What you have to do: Each record must be written out again exactly. Skip any picture it contains.

Records from a dataset
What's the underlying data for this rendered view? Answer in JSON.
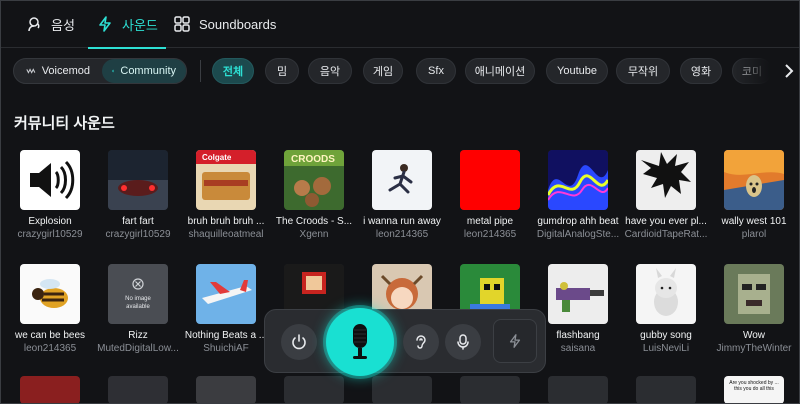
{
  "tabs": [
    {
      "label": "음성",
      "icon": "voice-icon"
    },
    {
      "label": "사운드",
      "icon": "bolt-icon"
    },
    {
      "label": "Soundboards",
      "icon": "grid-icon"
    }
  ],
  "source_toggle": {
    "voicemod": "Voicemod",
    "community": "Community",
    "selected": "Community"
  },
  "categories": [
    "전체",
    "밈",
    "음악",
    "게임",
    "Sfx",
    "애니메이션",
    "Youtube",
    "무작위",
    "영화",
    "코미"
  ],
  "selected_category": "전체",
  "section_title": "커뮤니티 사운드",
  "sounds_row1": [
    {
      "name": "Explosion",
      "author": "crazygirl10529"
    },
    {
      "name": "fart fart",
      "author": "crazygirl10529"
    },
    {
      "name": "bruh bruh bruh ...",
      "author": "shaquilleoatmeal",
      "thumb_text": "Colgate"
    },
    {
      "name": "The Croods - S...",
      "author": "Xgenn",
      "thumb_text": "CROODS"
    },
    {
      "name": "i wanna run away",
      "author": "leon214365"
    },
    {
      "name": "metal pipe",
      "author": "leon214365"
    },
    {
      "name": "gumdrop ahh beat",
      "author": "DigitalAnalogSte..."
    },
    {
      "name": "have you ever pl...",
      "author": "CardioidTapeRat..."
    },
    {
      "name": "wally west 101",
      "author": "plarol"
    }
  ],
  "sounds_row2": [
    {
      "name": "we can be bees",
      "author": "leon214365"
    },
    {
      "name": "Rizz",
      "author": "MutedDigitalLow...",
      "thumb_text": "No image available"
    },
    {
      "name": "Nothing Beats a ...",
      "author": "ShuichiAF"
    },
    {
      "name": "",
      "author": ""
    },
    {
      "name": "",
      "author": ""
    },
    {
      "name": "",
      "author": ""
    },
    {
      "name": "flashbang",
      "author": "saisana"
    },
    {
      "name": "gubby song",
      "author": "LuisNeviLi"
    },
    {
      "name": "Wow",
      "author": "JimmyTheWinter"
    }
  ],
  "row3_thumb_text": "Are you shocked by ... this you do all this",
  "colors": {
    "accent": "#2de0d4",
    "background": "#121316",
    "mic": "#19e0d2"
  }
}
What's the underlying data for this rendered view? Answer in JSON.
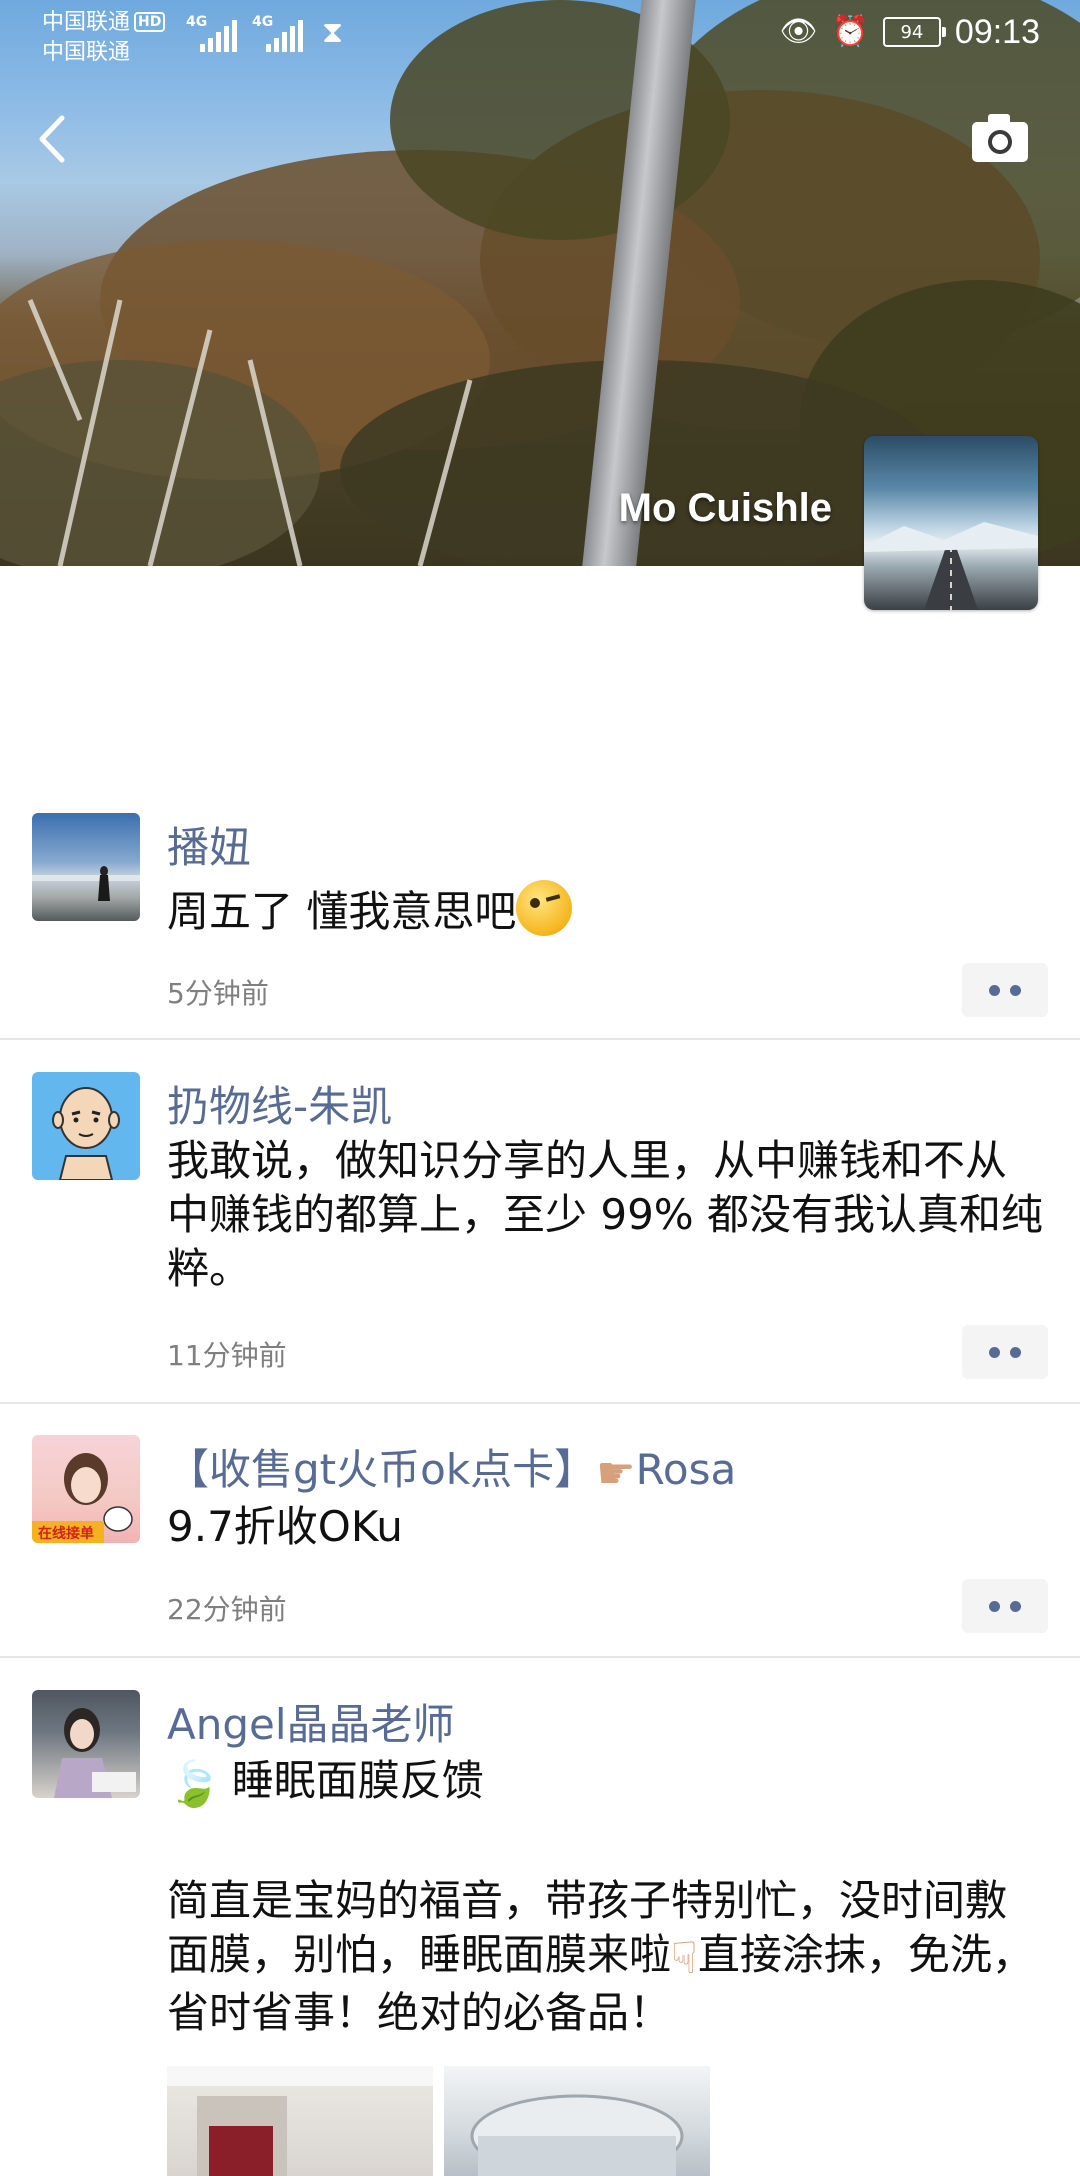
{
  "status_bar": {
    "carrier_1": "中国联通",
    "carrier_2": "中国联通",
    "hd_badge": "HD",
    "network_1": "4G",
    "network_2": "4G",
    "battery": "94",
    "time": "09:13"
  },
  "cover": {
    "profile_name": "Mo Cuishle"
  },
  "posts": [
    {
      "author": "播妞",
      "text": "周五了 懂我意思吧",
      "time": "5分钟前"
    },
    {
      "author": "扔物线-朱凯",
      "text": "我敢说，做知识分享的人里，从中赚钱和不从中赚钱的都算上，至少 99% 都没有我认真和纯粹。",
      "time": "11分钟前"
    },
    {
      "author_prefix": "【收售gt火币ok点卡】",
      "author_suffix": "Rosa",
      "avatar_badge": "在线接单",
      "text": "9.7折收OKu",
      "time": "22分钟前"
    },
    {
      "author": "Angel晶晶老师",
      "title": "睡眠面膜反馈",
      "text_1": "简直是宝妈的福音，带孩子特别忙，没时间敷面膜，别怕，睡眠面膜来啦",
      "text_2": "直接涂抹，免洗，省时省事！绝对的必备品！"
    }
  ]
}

Written answer:
What's the underlying data for this rendered view? Answer in JSON.
{
  "tabs": [
    {
      "label": "음성",
      "icon": "voice-icon"
    },
    {
      "label": "사운드",
      "icon": "bolt-icon"
    },
    {
      "label": "Soundboards",
      "icon": "grid-icon"
    }
  ],
  "source_toggle": {
    "voicemod": "Voicemod",
    "community": "Community",
    "selected": "Community"
  },
  "categories": [
    "전체",
    "밈",
    "음악",
    "게임",
    "Sfx",
    "애니메이션",
    "Youtube",
    "무작위",
    "영화",
    "코미"
  ],
  "selected_category": "전체",
  "section_title": "커뮤니티 사운드",
  "sounds_row1": [
    {
      "name": "Explosion",
      "author": "crazygirl10529"
    },
    {
      "name": "fart fart",
      "author": "crazygirl10529"
    },
    {
      "name": "bruh bruh bruh ...",
      "author": "shaquilleoatmeal",
      "thumb_text": "Colgate"
    },
    {
      "name": "The Croods - S...",
      "author": "Xgenn",
      "thumb_text": "CROODS"
    },
    {
      "name": "i wanna run away",
      "author": "leon214365"
    },
    {
      "name": "metal pipe",
      "author": "leon214365"
    },
    {
      "name": "gumdrop ahh beat",
      "author": "DigitalAnalogSte..."
    },
    {
      "name": "have you ever pl...",
      "author": "CardioidTapeRat..."
    },
    {
      "name": "wally west 101",
      "author": "plarol"
    }
  ],
  "sounds_row2": [
    {
      "name": "we can be bees",
      "author": "leon214365"
    },
    {
      "name": "Rizz",
      "author": "MutedDigitalLow...",
      "thumb_text": "No image available"
    },
    {
      "name": "Nothing Beats a ...",
      "author": "ShuichiAF"
    },
    {
      "name": "",
      "author": ""
    },
    {
      "name": "",
      "author": ""
    },
    {
      "name": "",
      "author": ""
    },
    {
      "name": "flashbang",
      "author": "saisana"
    },
    {
      "name": "gubby song",
      "author": "LuisNeviLi"
    },
    {
      "name": "Wow",
      "author": "JimmyTheWinter"
    }
  ],
  "row3_thumb_text": "Are you shocked by ... this you do all this",
  "colors": {
    "accent": "#2de0d4",
    "background": "#121316",
    "mic": "#19e0d2"
  }
}
What's the underlying data for this rendered view? Answer in JSON.
{
  "status_bar": {
    "carrier_1": "中国联通",
    "carrier_2": "中国联通",
    "hd_badge": "HD",
    "network_1": "4G",
    "network_2": "4G",
    "battery": "94",
    "time": "09:13"
  },
  "cover": {
    "profile_name": "Mo Cuishle"
  },
  "posts": [
    {
      "author": "播妞",
      "text": "周五了 懂我意思吧",
      "time": "5分钟前"
    },
    {
      "author": "扔物线-朱凯",
      "text": "我敢说，做知识分享的人里，从中赚钱和不从中赚钱的都算上，至少 99% 都没有我认真和纯粹。",
      "time": "11分钟前"
    },
    {
      "author_prefix": "【收售gt火币ok点卡】",
      "author_suffix": "Rosa",
      "avatar_badge": "在线接单",
      "text": "9.7折收OKu",
      "time": "22分钟前"
    },
    {
      "author": "Angel晶晶老师",
      "title": "睡眠面膜反馈",
      "text_1": "简直是宝妈的福音，带孩子特别忙，没时间敷面膜，别怕，睡眠面膜来啦",
      "text_2": "直接涂抹，免洗，省时省事！绝对的必备品！"
    }
  ]
}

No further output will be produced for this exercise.